Grandfather Mountain, which climbs 5,946 feet over northwest North Carolina, is a location of incredible biodiversity and spectacular splendor. The mountain, which is part of the United Nations' Southern Appalachian Biosphere Reserve, is thought to be 300 million years old, with some rock formations dating back 1.2 billion years.
Guests pay an admission fee to drive through the park in their own vehicles, stopping along the way to enjoy a variety of activities such as native wildlife exhibits, the Wilson Center for Nature Discovery, hiking trails, and the famous Mile High Swinging Bridge, which connects two peaks one mile above sea level. The main draw is the exciting sensation of being on top of the world while gazing out across views of mountain ridge after mountain ridge falling to the horizon, which is easily accessible through a paved road to the 5,300-foot height on Grandfather's summits.
The Foundation offers several educational opportunities as well as popular annual events. Guests may enjoy several daily activities included with entry as well as extra unique experiences for an additional cost from April to October.

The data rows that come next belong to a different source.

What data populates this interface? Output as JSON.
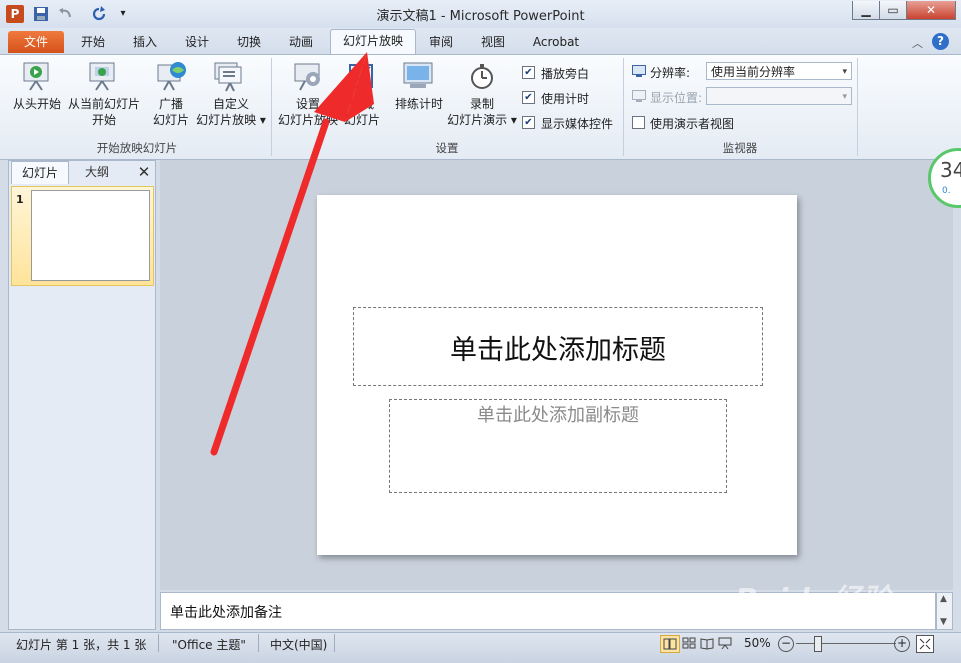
{
  "window": {
    "title": "演示文稿1 - Microsoft PowerPoint"
  },
  "tabs": [
    "文件",
    "开始",
    "插入",
    "设计",
    "切换",
    "动画",
    "幻灯片放映",
    "审阅",
    "视图",
    "Acrobat"
  ],
  "ribbon": {
    "groups": [
      {
        "label": "开始放映幻灯片",
        "buttons": [
          {
            "line1": "从头开始",
            "line2": ""
          },
          {
            "line1": "从当前幻灯片",
            "line2": "开始"
          },
          {
            "line1": "广播",
            "line2": "幻灯片"
          },
          {
            "line1": "自定义",
            "line2": "幻灯片放映 ▾"
          }
        ]
      },
      {
        "label": "设置",
        "buttons": [
          {
            "line1": "设置",
            "line2": "幻灯片放映"
          },
          {
            "line1": "隐藏",
            "line2": "幻灯片"
          },
          {
            "line1": "排练计时",
            "line2": ""
          },
          {
            "line1": "录制",
            "line2": "幻灯片演示 ▾"
          }
        ],
        "checkboxes": [
          {
            "label": "播放旁白",
            "checked": true
          },
          {
            "label": "使用计时",
            "checked": true
          },
          {
            "label": "显示媒体控件",
            "checked": true
          }
        ]
      },
      {
        "label": "监视器",
        "resolution_label": "分辨率:",
        "resolution_value": "使用当前分辨率",
        "display_label": "显示位置:",
        "display_value": "",
        "presenter_view_label": "使用演示者视图"
      }
    ]
  },
  "left_panel": {
    "tab_slides": "幻灯片",
    "tab_outline": "大纲",
    "close_glyph": "✕",
    "slide_number": "1"
  },
  "slide": {
    "title_placeholder": "单击此处添加标题",
    "subtitle_placeholder": "单击此处添加副标题"
  },
  "notes": {
    "placeholder": "单击此处添加备注"
  },
  "status": {
    "slide_info": "幻灯片 第 1 张，共 1 张",
    "theme": "\"Office 主题\"",
    "language": "中文(中国)",
    "zoom": "50%"
  },
  "overlay": {
    "badge_number": "34",
    "badge_sub": "0.",
    "watermark": "Baidu经验"
  },
  "colors": {
    "accent_file_tab": "#d4511b",
    "arrow": "#ee2a2a"
  }
}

The state of North Carolina owns the remaining two-thirds of Grandfather Mountain's wild and undeveloped areas. Grandfather Mountain State Park is only accessible by foot, and tourists may climb many miles of hard alpine paths that go through or around rock cliffs and pinnacles (sometimes with the help of ropes and ladders) through high-elevation scenery unlike any other in the Southeast. Hikers can enter the State Park through one of two trailheads: the Profile Trail off N.C. 105 on the mountain's western side or the Daniel Boone Scout Trail off the Blue Ridge Parkway on the mountain's eastern slope. There are no trail fees, but all hikers are required to register at the trailhead so that State Park rangers can keep track of how many people are on the trails.